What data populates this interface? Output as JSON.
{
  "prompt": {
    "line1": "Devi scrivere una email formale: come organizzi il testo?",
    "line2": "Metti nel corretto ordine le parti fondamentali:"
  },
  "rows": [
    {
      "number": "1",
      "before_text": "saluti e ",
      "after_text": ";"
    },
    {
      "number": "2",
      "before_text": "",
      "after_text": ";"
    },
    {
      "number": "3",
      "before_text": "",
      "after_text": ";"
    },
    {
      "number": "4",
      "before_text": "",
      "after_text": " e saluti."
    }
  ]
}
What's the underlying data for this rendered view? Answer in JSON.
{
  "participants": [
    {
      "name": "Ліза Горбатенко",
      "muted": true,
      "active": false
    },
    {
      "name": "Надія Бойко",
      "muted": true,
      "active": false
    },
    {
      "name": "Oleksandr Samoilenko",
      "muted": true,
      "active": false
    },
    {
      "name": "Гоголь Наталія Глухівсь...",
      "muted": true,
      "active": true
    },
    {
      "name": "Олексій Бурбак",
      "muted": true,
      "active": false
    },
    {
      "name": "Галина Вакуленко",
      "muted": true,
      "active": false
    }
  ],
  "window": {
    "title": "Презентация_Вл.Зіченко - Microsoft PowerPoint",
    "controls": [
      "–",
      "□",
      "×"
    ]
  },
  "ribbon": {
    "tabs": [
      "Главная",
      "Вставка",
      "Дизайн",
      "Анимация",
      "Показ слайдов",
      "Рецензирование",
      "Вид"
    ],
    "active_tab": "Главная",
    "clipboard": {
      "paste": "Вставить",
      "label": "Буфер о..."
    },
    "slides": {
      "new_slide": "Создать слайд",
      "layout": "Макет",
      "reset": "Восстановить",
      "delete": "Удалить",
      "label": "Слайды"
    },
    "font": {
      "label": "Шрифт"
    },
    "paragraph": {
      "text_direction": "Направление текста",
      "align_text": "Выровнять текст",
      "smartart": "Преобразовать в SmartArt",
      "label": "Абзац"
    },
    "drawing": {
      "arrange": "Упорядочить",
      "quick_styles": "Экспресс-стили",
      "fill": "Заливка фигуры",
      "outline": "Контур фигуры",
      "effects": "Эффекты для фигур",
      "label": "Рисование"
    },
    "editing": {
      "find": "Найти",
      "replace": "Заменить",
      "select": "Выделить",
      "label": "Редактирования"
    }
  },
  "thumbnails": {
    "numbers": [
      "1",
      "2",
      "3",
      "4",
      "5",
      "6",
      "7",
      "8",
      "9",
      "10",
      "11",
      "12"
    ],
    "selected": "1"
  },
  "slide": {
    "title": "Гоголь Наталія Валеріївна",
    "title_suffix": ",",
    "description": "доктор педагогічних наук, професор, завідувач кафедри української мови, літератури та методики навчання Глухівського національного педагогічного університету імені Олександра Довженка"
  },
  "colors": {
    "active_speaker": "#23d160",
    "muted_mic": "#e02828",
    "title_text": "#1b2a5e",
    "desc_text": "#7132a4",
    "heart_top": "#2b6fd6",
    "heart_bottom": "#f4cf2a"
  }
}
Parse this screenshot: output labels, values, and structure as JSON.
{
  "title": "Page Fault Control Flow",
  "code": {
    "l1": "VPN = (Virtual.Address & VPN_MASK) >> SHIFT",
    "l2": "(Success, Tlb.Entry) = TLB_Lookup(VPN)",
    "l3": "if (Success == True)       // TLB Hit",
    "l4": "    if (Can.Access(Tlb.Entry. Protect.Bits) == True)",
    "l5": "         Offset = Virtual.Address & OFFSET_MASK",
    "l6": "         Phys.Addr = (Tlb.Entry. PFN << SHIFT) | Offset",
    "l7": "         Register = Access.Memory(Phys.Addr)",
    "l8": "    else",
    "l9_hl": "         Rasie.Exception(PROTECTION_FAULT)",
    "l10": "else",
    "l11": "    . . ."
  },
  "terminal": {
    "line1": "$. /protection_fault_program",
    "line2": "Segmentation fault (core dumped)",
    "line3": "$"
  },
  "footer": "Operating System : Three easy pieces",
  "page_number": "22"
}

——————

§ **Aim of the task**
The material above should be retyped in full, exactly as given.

§ **Result of the exercise**
What data populates this interface? Output as JSON.
{
  "prompt": {
    "line1": "Devi scrivere una email formale: come organizzi il testo?",
    "line2": "Metti nel corretto ordine le parti fondamentali:"
  },
  "rows": [
    {
      "number": "1",
      "before_text": "saluti e ",
      "after_text": ";"
    },
    {
      "number": "2",
      "before_text": "",
      "after_text": ";"
    },
    {
      "number": "3",
      "before_text": "",
      "after_text": ";"
    },
    {
      "number": "4",
      "before_text": "",
      "after_text": " e saluti."
    }
  ]
}
What's the underlying data for this rendered view? Answer in JSON.
{
  "participants": [
    {
      "name": "Ліза Горбатенко",
      "muted": true,
      "active": false
    },
    {
      "name": "Надія Бойко",
      "muted": true,
      "active": false
    },
    {
      "name": "Oleksandr Samoilenko",
      "muted": true,
      "active": false
    },
    {
      "name": "Гоголь Наталія Глухівсь...",
      "muted": true,
      "active": true
    },
    {
      "name": "Олексій Бурбак",
      "muted": true,
      "active": false
    },
    {
      "name": "Галина Вакуленко",
      "muted": true,
      "active": false
    }
  ],
  "window": {
    "title": "Презентация_Вл.Зіченко - Microsoft PowerPoint",
    "controls": [
      "–",
      "□",
      "×"
    ]
  },
  "ribbon": {
    "tabs": [
      "Главная",
      "Вставка",
      "Дизайн",
      "Анимация",
      "Показ слайдов",
      "Рецензирование",
      "Вид"
    ],
    "active_tab": "Главная",
    "clipboard": {
      "paste": "Вставить",
      "label": "Буфер о..."
    },
    "slides": {
      "new_slide": "Создать слайд",
      "layout": "Макет",
      "reset": "Восстановить",
      "delete": "Удалить",
      "label": "Слайды"
    },
    "font": {
      "label": "Шрифт"
    },
    "paragraph": {
      "text_direction": "Направление текста",
      "align_text": "Выровнять текст",
      "smartart": "Преобразовать в SmartArt",
      "label": "Абзац"
    },
    "drawing": {
      "arrange": "Упорядочить",
      "quick_styles": "Экспресс-стили",
      "fill": "Заливка фигуры",
      "outline": "Контур фигуры",
      "effects": "Эффекты для фигур",
      "label": "Рисование"
    },
    "editing": {
      "find": "Найти",
      "replace": "Заменить",
      "select": "Выделить",
      "label": "Редактирования"
    }
  },
  "thumbnails": {
    "numbers": [
      "1",
      "2",
      "3",
      "4",
      "5",
      "6",
      "7",
      "8",
      "9",
      "10",
      "11",
      "12"
    ],
    "selected": "1"
  },
  "slide": {
    "title": "Гоголь Наталія Валеріївна",
    "title_suffix": ",",
    "description": "доктор педагогічних наук, професор, завідувач кафедри української мови, літератури та методики навчання Глухівського національного педагогічного університету імені Олександра Довженка"
  },
  "colors": {
    "active_speaker": "#23d160",
    "muted_mic": "#e02828",
    "title_text": "#1b2a5e",
    "desc_text": "#7132a4",
    "heart_top": "#2b6fd6",
    "heart_bottom": "#f4cf2a"
  }
}
Parse this screenshot: output labels, values, and structure as JSON.
{
  "title": "Page Fault Control Flow",
  "code": {
    "l1": "VPN = (Virtual.Address & VPN_MASK) >> SHIFT",
    "l2": "(Success, Tlb.Entry) = TLB_Lookup(VPN)",
    "l3": "if (Success == True)       // TLB Hit",
    "l4": "    if (Can.Access(Tlb.Entry. Protect.Bits) == True)",
    "l5": "         Offset = Virtual.Address & OFFSET_MASK",
    "l6": "         Phys.Addr = (Tlb.Entry. PFN << SHIFT) | Offset",
    "l7": "         Register = Access.Memory(Phys.Addr)",
    "l8": "    else",
    "l9_hl": "         Rasie.Exception(PROTECTION_FAULT)",
    "l10": "else",
    "l11": "    . . ."
  },
  "terminal": {
    "line1": "$. /protection_fault_program",
    "line2": "Segmentation fault (core dumped)",
    "line3": "$"
  },
  "footer": "Operating System : Three easy pieces",
  "page_number": "22"
}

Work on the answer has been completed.